HAPS_TwitterSo I think I might be finally starting to figure out Twitter.  I have been trying to climb aboard the Twitter train since January.  I took my first step and created an account in February.  (My twitter handle is @wendyriggs47.)  I tweeted my first shy tweet in March, and was hacked a week later.  Slowly my tweet-rate increased as we neared the HAPS annual conference and peaked somewhere during the middle of the conference. My tweet-rate then plummeted shortly after I returned home from the event.  I’ve been trying valiantly to re-tweet the twitterings of Kevin Petti and the Anatomia Italiana crew as they adventure through Italy (@AnatomiaItalian), but until recently, I continued to feel generally baffled by the whole Twitter scene.

And then, for some unknown reason, everything seemed to click and instead of dreading my Twitter-time,  I actually started looking forward to seeing who said what on my Twitter feed.  I think it took me awhile to figure out who to follow and who to NOT follow.  For example, back in February, (under the advice of my young brother), I started following the tweets from “Politico.”  I’m not kidding—those guys must have been tweeting something every 30 seconds.  I was horrified and overwhelmed by the massive quantity of their tweets and couldn’t even begin to sort through what things I might be interested in exploring more fully.

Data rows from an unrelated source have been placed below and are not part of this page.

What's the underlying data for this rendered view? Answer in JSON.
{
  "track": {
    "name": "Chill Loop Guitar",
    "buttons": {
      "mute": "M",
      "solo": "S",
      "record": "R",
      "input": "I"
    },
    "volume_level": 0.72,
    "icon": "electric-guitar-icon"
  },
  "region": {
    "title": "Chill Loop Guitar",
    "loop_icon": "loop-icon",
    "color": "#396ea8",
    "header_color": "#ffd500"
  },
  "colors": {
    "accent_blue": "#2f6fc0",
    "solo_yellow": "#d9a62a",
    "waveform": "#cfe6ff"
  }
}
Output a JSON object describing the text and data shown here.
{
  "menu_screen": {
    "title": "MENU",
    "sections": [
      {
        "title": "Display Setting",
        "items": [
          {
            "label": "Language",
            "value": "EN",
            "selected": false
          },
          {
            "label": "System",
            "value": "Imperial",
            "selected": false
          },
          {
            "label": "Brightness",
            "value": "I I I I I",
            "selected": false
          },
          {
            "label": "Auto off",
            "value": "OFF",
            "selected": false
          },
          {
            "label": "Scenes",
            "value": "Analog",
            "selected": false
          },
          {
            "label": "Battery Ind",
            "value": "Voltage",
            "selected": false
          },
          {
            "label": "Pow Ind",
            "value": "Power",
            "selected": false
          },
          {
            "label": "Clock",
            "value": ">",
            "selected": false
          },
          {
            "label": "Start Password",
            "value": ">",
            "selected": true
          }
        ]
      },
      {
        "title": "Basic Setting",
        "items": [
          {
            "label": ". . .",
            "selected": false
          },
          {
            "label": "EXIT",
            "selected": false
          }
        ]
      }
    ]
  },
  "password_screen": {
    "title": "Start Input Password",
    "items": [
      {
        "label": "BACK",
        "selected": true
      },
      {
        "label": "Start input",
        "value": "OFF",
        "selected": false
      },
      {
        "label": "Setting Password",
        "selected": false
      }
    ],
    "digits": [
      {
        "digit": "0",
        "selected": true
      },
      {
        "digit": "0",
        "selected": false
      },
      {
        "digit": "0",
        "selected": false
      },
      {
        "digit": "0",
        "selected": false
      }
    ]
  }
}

But lately, I’ve honed the list of tweeters I follow (bye bye Politico, hello Valerie O’Loughlin) and I actually enjoy checking out what is reported.  In the last few days of Twitter-time, I found an interesting blog post on flipping the classroom entitled 4 Tips for Flipped Learning by Joe Hirsch, a fantastic TED talk on the adolescent brain by cognitive neuroscientist Sarah-Jayne Blakemore, and a set of classroom-ready case studies for A&P from the Life Science Teaching Resource Community.  (Seriously?! How is it possible I’ve never seen this before?!)  It is exciting to see potential like this and I’d love to see the HAPS twitter feed (@HumanAandPSoc) become such a valuable and dynamic source of ideas.

So take this week’s poll to share how YOU engage with Twitter.